→ **Assignment**:
All records below should be repeated exactly, with the pictures left out.

[Items from an interface collection]
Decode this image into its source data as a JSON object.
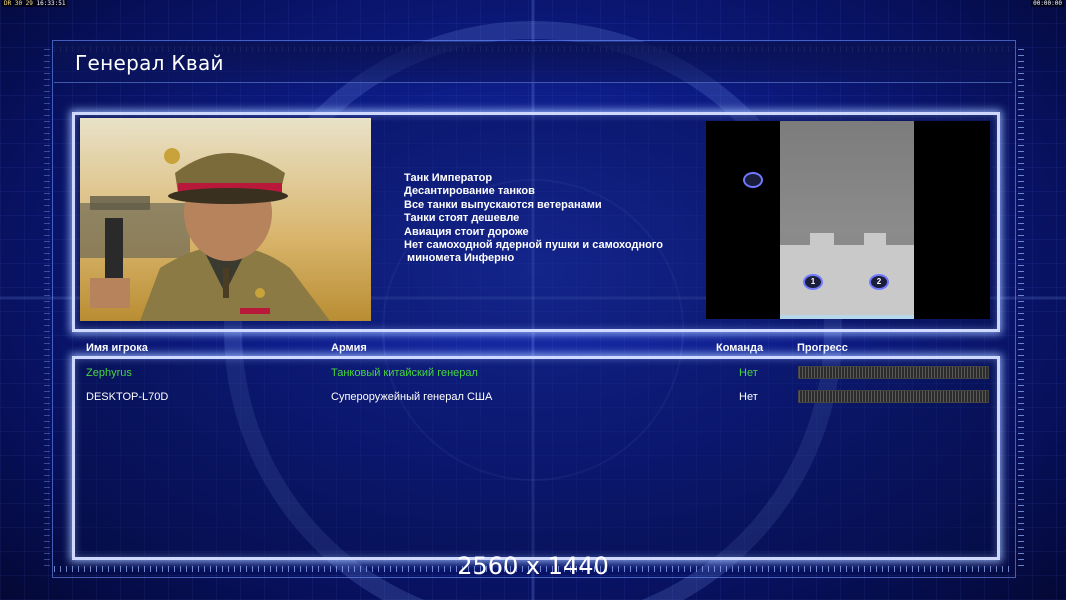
{
  "hud": {
    "left_text_yellow": "DR 30 29",
    "left_text_white": "16:33:51",
    "right_text": "00:00:00"
  },
  "general_name": "Генерал Квай",
  "abilities": [
    "Танк Император",
    "Десантирование танков",
    "Все танки выпускаются ветеранами",
    "Танки стоят дешевле",
    "Авиация стоит дороже",
    "Нет самоходной ядерной пушки и самоходного",
    " минoмета Инферно"
  ],
  "minimap": {
    "start_positions": [
      "1",
      "2"
    ]
  },
  "players_table": {
    "headers": {
      "player": "Имя игрока",
      "army": "Армия",
      "team": "Команда",
      "progress": "Прогресс"
    },
    "rows": [
      {
        "player": "Zephyrus",
        "army": "Танковый китайский генерал",
        "team": "Нет",
        "progress": 1.0,
        "highlight": "#47d63d"
      },
      {
        "player": "DESKTOP-L70D",
        "army": "Супероружейный генерал США",
        "team": "Нет",
        "progress": 1.0,
        "highlight": "#ffffff"
      }
    ]
  },
  "resolution_label": "2560 x 1440"
}
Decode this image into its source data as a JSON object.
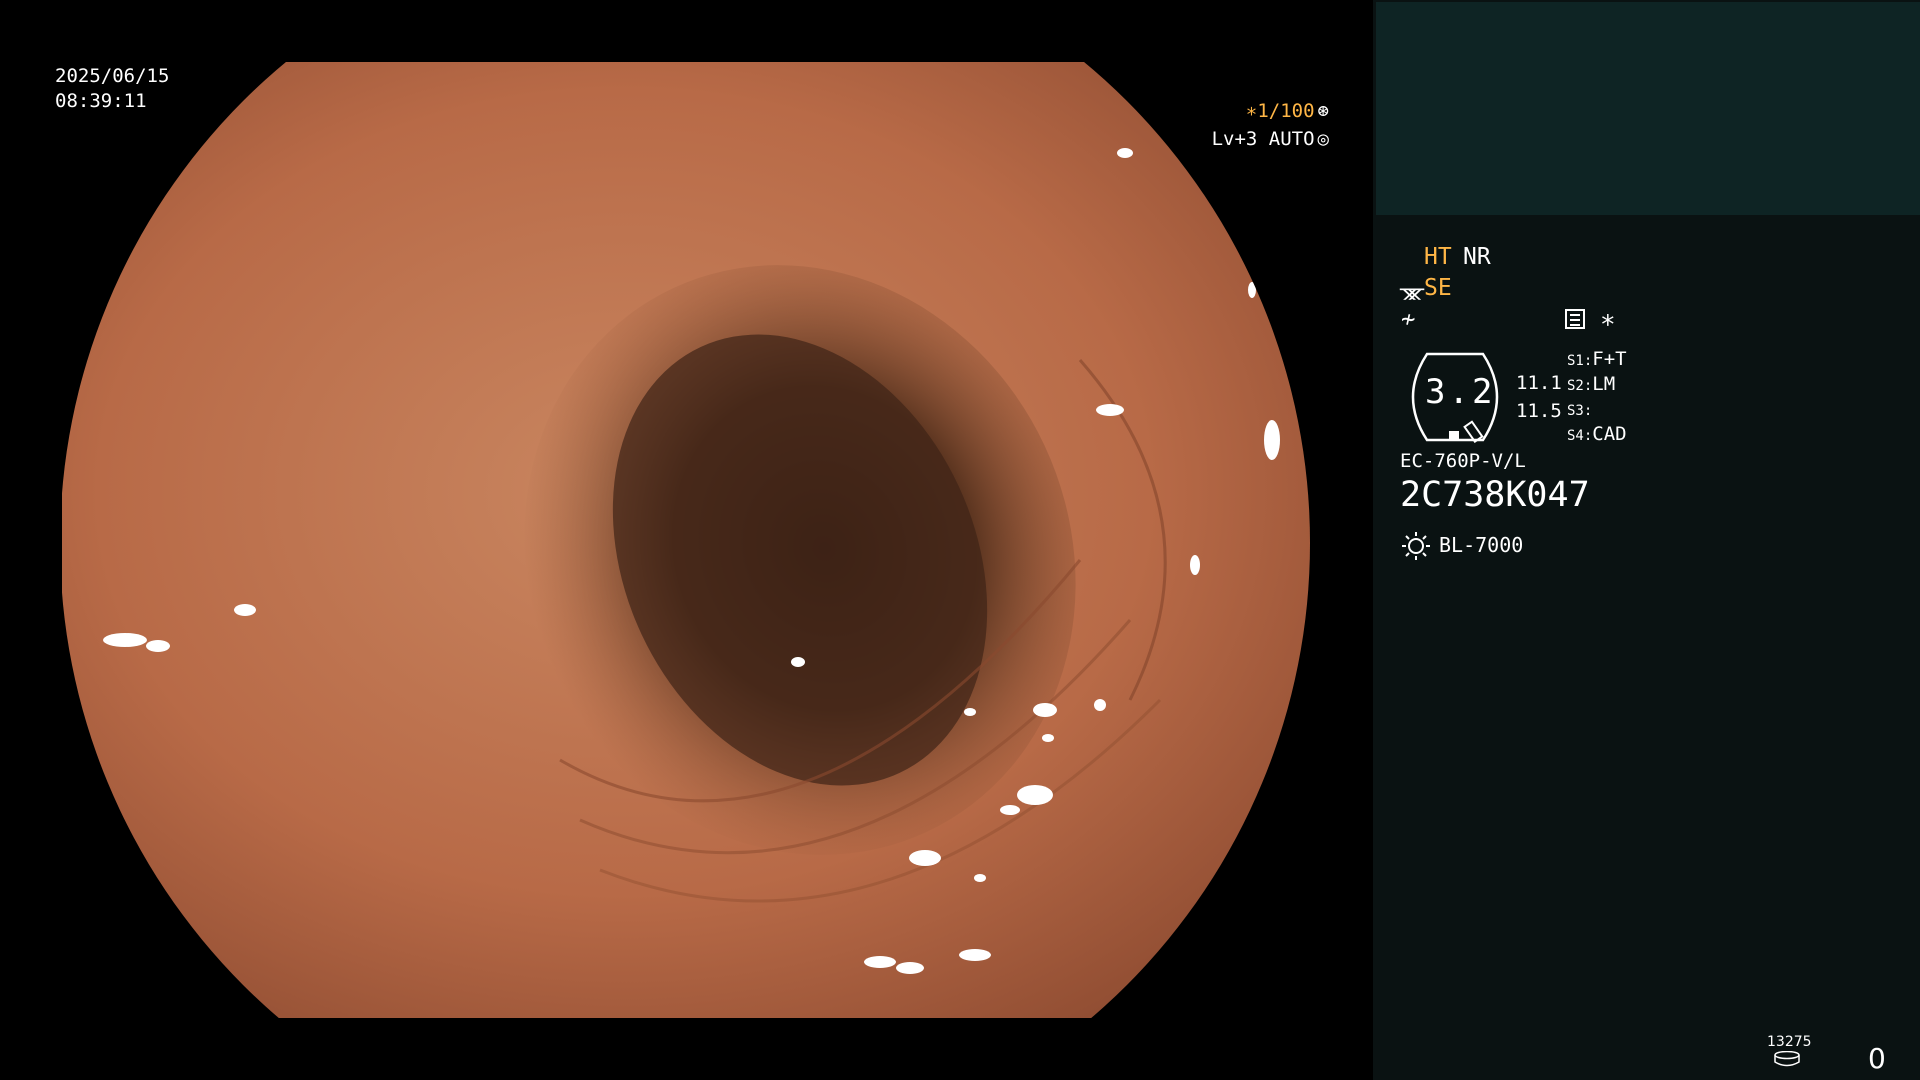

→ **Result of the exercise**:
Decode this image into its source data as a JSON object.
{
  "hud": {
    "left_text_yellow": "DR 30 29",
    "left_text_white": "16:33:51",
    "right_text": "00:00:00"
  },
  "general_name": "Генерал Квай",
  "abilities": [
    "Танк Император",
    "Десантирование танков",
    "Все танки выпускаются ветеранами",
    "Танки стоят дешевле",
    "Авиация стоит дороже",
    "Нет самоходной ядерной пушки и самоходного",
    " минoмета Инферно"
  ],
  "minimap": {
    "start_positions": [
      "1",
      "2"
    ]
  },
  "players_table": {
    "headers": {
      "player": "Имя игрока",
      "army": "Армия",
      "team": "Команда",
      "progress": "Прогресс"
    },
    "rows": [
      {
        "player": "Zephyrus",
        "army": "Танковый китайский генерал",
        "team": "Нет",
        "progress": 1.0,
        "highlight": "#47d63d"
      },
      {
        "player": "DESKTOP-L70D",
        "army": "Супероружейный генерал США",
        "team": "Нет",
        "progress": 1.0,
        "highlight": "#ffffff"
      }
    ]
  },
  "resolution_label": "2560 x 1440"
}
Decode this image into its source data as a JSON object.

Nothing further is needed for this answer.